Tips on Learning Spanish in Argentina
The accent of Argentinians is unmistakable: the “ll” that is pronounced as a “y” in other Spanish-speaking countries becomes a “zh” in Argentina, and the rhythm of speaking is distinctly Italian.
While Spanish colonizers left their language as a legacy, a significant wave of European immigration to Argentina from 1880 to 1920 brought the Italians and the unique sound of Spanish in the country. In 1914, one-fourth of the population of Buenos Aires was Italian-born, and an estimated 60% of Argentines today have Italian blood. Generally more fluent in their local Italian dialects than Italians, Italian-intonated Spanish became their common language.
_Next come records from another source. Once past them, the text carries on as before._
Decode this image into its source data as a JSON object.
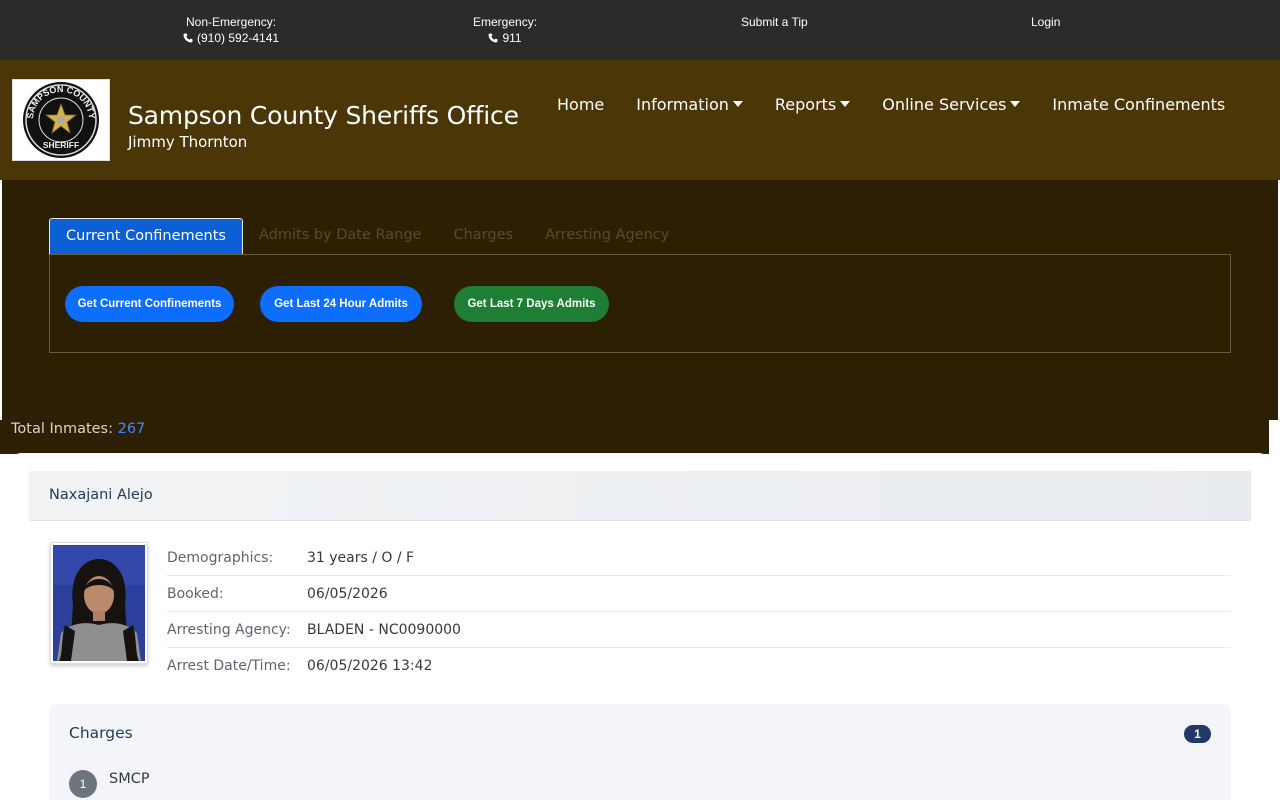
{
  "topbar": {
    "non_emergency_label": "Non-Emergency:",
    "non_emergency_phone": "(910) 592-4141",
    "emergency_label": "Emergency:",
    "emergency_phone": "911",
    "submit_tip": "Submit a Tip",
    "login": "Login"
  },
  "header": {
    "title": "Sampson County Sheriffs Office",
    "subtitle": "Jimmy Thornton",
    "logo_text_top": "SAMPSON COUNTY",
    "logo_text_bottom": "SHERIFF",
    "nav": [
      {
        "label": "Home",
        "dropdown": false
      },
      {
        "label": "Information",
        "dropdown": true
      },
      {
        "label": "Reports",
        "dropdown": true
      },
      {
        "label": "Online Services",
        "dropdown": true
      },
      {
        "label": "Inmate Confinements",
        "dropdown": false
      }
    ]
  },
  "tabs": [
    {
      "label": "Current Confinements",
      "active": true
    },
    {
      "label": "Admits by Date Range",
      "active": false
    },
    {
      "label": "Charges",
      "active": false
    },
    {
      "label": "Arresting Agency",
      "active": false
    }
  ],
  "buttons": {
    "current": "Get Current Confinements",
    "last24": "Get Last 24 Hour Admits",
    "last7": "Get Last 7 Days Admits"
  },
  "total": {
    "label": "Total Inmates:",
    "count": "267"
  },
  "inmate": {
    "name": "Naxajani Alejo",
    "fields": [
      {
        "key": "Demographics:",
        "value": "31 years / O / F"
      },
      {
        "key": "Booked:",
        "value": "06/05/2026"
      },
      {
        "key": "Arresting Agency:",
        "value": "BLADEN - NC0090000"
      },
      {
        "key": "Arrest Date/Time:",
        "value": "06/05/2026 13:42"
      }
    ],
    "charges_title": "Charges",
    "charges_count": "1",
    "charges": [
      {
        "num": "1",
        "code": "SMCP"
      }
    ]
  },
  "colors": {
    "topbar": "#2b2b2b",
    "header": "#4b3608",
    "dark_section": "#2d1f04",
    "primary_blue": "#0d6efd",
    "green": "#1e7e34"
  }
}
Cuisine in Argentina is dominated by barbecued beef from the pampas, and Italian-style pastas such as ñoquis (gnocchi) and tallarines (tagliatelle). Like the Spaniards, the Argentinians love to eat late and enjoy their nightlife. And of course, there’s tango.
Tips on Learning Spanish in the Andes
One reason to travel to the Andes (the mountain range running through Ecuador, Bolivia, and Peru) to learn Spanish is the relatively neutral accent. It can be easier to understand and pick up for foreigners looking to bolster their language skills.
Another compelling reason is the vibrant indigenous culture. Visiting the villages of the Ecuadorian Sierra, exploring the Inca ruins of Peru, or experiencing community-based tourism in Bolivia are all amazing ways to better understand the native culture of these countries. Adventure travel reigns in this region, from hiking in the Amazon jungle of Ecuador and Peru and the salt flats of Bolivia, to climbing the soaring mountain peaks and surfing the Pacific coast.
Tips on Learning Spanish in Central America
Tropical beaches and lush forests draw nature lovers to Panama and Costa Rica. The prevalent attitude in both these countries is summed up by the Costa Rican expression pura vida -- literally “pure life,” and meaning essentially “life is wonderful, take it easy.” Beach bums, these countries are where you want to head to study Spanish.
Farther north, both Granada, Nicaragua and Antigua, Guatemala are popular spots for studying Spanish. Both are charming colonial towns with pastel-painted buildings and Baroque cathedrals, and volcanoes nearby for adventurous exploring weekends. In Antigua, visitors will also find opportunities to get to know the indigenous cultures (roughly 40% of Guatemala’s population is indigenous, compared to only 5% in Nicaragua). The carpets of colorful sawdust and somber processions that take place in Antigua during Holy Week draw thousands of visitors every year.
Food in this region is simple and hearty: rice and beans, fried eggs and plantains, and the other kind of tortillas: flatbreads made of wheat or corn.
A Word on Safety and Comfort while Learning Spanish Abroad
In Europe, the network of efficient public transportation and the population density can make for easier explorations from Spain compared to Latin America. There are, however, extensive bus systems across Latin America, just bear in mind that traveling at night is often considered unsafe, largely due to the risk of road accidents. Pickpockets are a real concern in many cities in Spain, while some cities in Latin America have high rates of violent crime.
By no means, however, does that mean you shouldn’t visit. I have walked as a solo female in some of Latin America’s most “dangerous” cities, and felt comfortable doing so. The key to safe travel anywhere is to be aware of your surroundings, minimize shows of wealth (leave your gold earrings at home and your iPhone in your pocket), and ask locals for advice on where to go and where to avoid.